It is as if there is a self-imposed policy among developing countries of ‘going along to get along’ — a general acceptance that they are too disparate, too weak, and too locked into the consortium of industrialised countries through their international financial institutions, such as the IMF and the World Bank, to fight against the injustices of what amounts to economic imperialism. And there is no effort to change it.
Meanwhile, the developed countries march on in advancement of their interests through control and direction of the IMF and World Bank by imposing rules on the rest of the world through their own organisations such as the Organisation for Economic Co-operation and Development and the Financial Action Task Force; and in ensuring that heads of international and multinational organisations serve their purposes best, rather than the interests of the membership as a whole.
Incidentally, also up for selection next year is the head of the World Bank. The present US appointee, Jim Yong Kim, appointed by President Barack Obama in 2012, is seeking a new term. There will be no serious election — the US president will decide whether he stays or is replaced by another American. If the US president choosing the World Bank head is Donald Trump, the bank will become a very different institution; less likely to serve “as a link between great powers and small ones, between economics and aid work”, which Jim Yong Kim says is his ambition. In any event, the developing world will have no say, and the sign over the entrance of the bank, “Our dream is a world free of poverty”, may well remain a dream and not a plan.
A doctrine of an international community based on the principle that self-interest and mutual interest are interwoven continues to elude the world. And, in all this, with very few exceptions, the leaders of developing countries are not working together; not raising their voices in harmony, and not voting in unison. The industrialised nations have free rein, by default.

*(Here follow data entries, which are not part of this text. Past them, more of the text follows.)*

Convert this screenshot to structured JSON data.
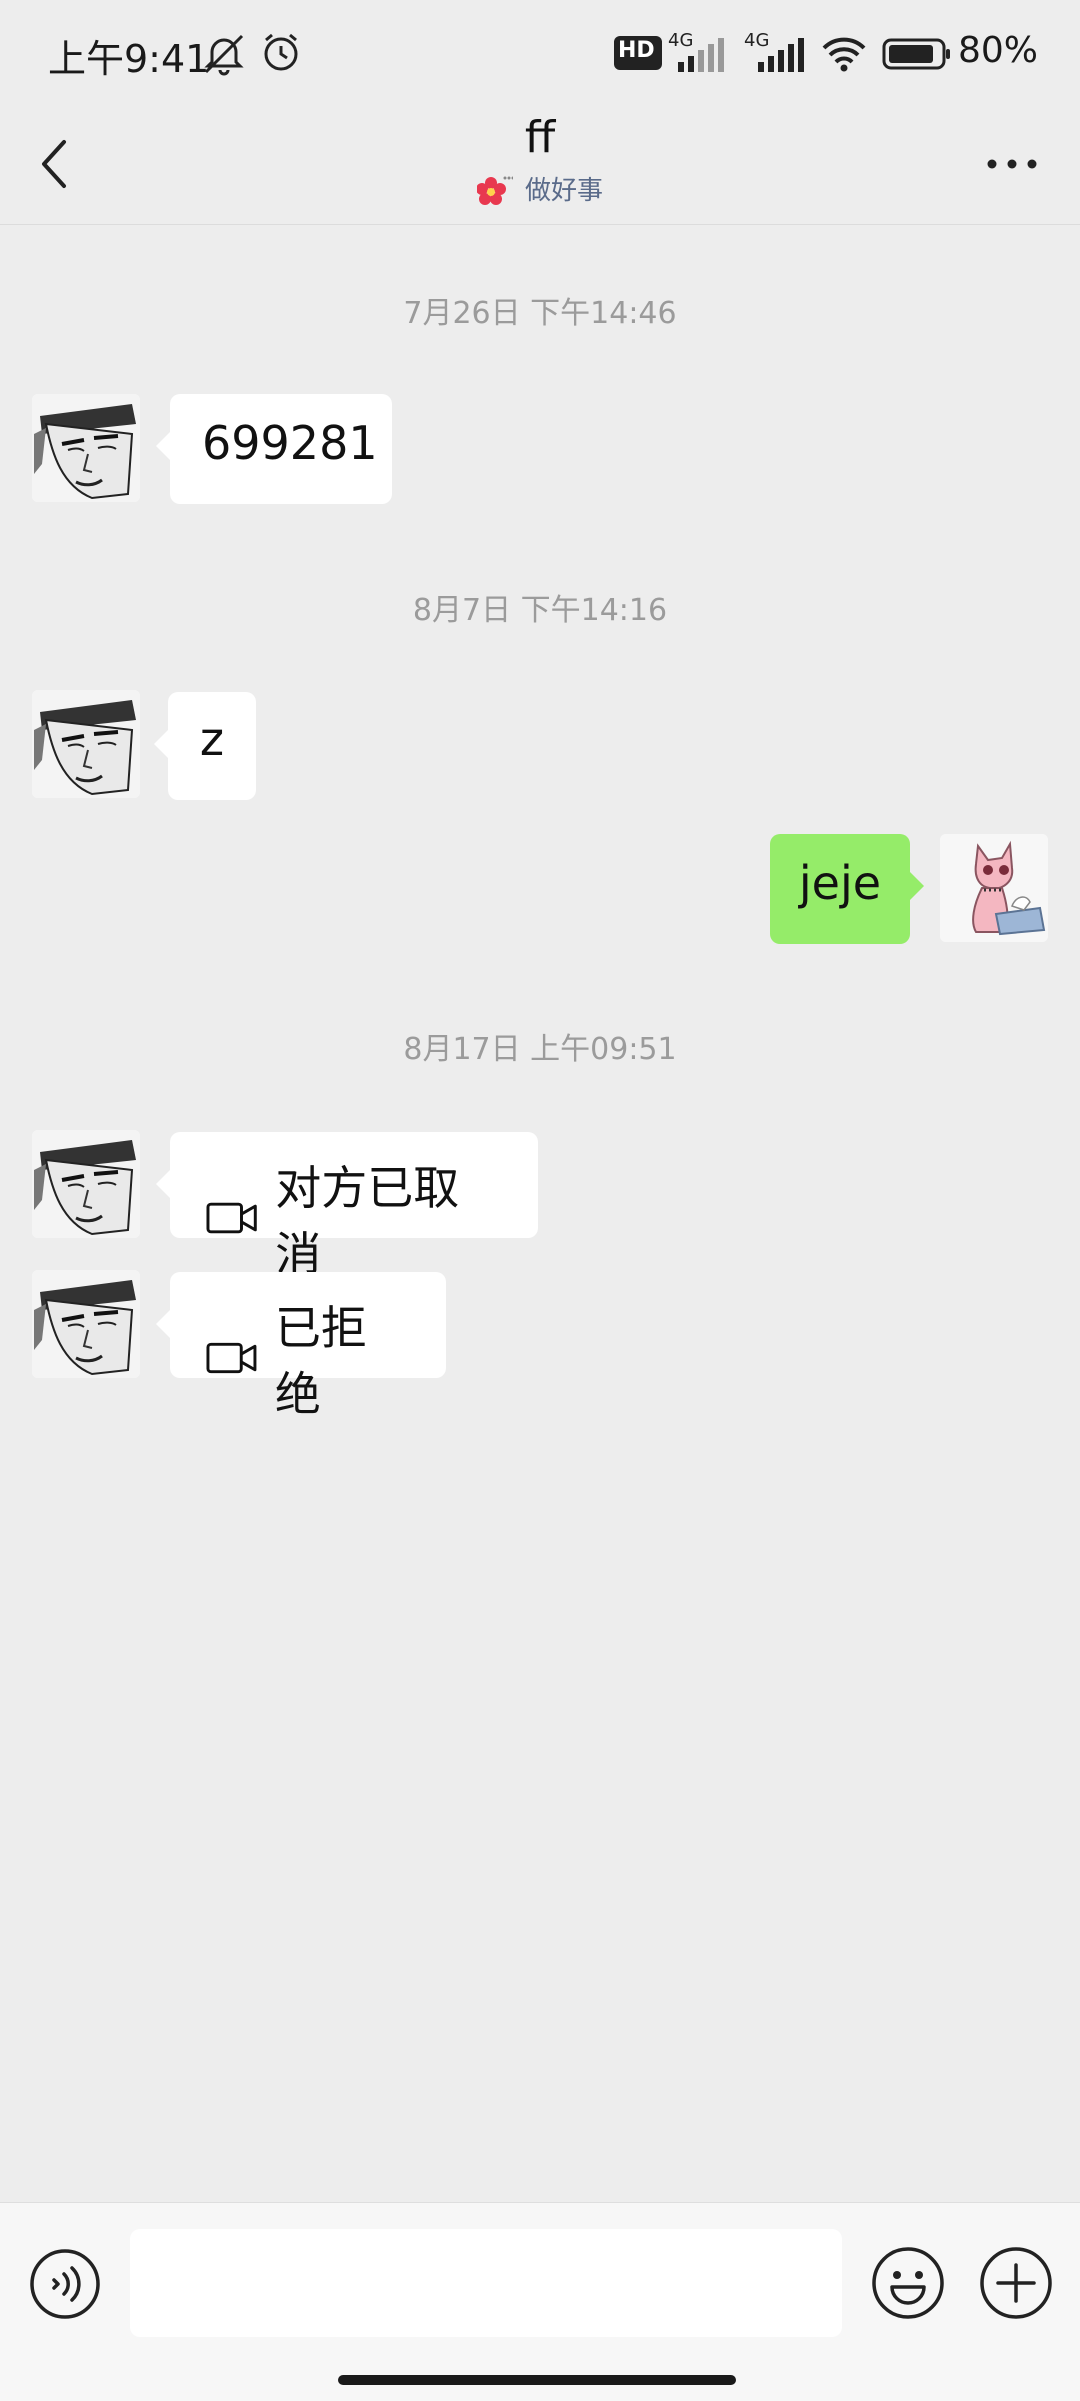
{
  "status_bar": {
    "time": "上午9:41",
    "battery": "80%",
    "network_1": "4G",
    "network_2": "4G",
    "hd_label": "HD"
  },
  "header": {
    "title": "ff",
    "status": "做好事"
  },
  "messages": [
    {
      "type": "timestamp",
      "text": "7月26日 下午14:46"
    },
    {
      "type": "incoming",
      "text": "699281"
    },
    {
      "type": "timestamp",
      "text": "8月7日 下午14:16"
    },
    {
      "type": "incoming",
      "text": "z"
    },
    {
      "type": "outgoing",
      "text": "jeje"
    },
    {
      "type": "timestamp",
      "text": "8月17日 上午09:51"
    },
    {
      "type": "incoming-call",
      "text": "对方已取消"
    },
    {
      "type": "incoming-call",
      "text": "已拒绝"
    }
  ],
  "input": {
    "value": "",
    "placeholder": ""
  },
  "icons": {
    "back": "chevron-left-icon",
    "more": "more-dots-icon",
    "voice": "voice-icon",
    "emoji": "emoji-icon",
    "plus": "plus-icon",
    "video_call": "video-call-icon"
  },
  "colors": {
    "background": "#ededed",
    "outgoing_bubble": "#95ec69",
    "incoming_bubble": "#ffffff",
    "status_text": "#5a6b8a"
  }
}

Sir Ronald Sanders is Antigua and Barbuda’s ambassador to the US and Organisation of American States; an international affairs consultant; as well as senior fellow at Massey College, University of Toronto, and the Institute of Commonwealth Studies, London. He previously served as ambassador to the European Union and the World Trade Organisation and as high commissioner to the UK. The views expressed are his own. For responses and to view previous commentaries: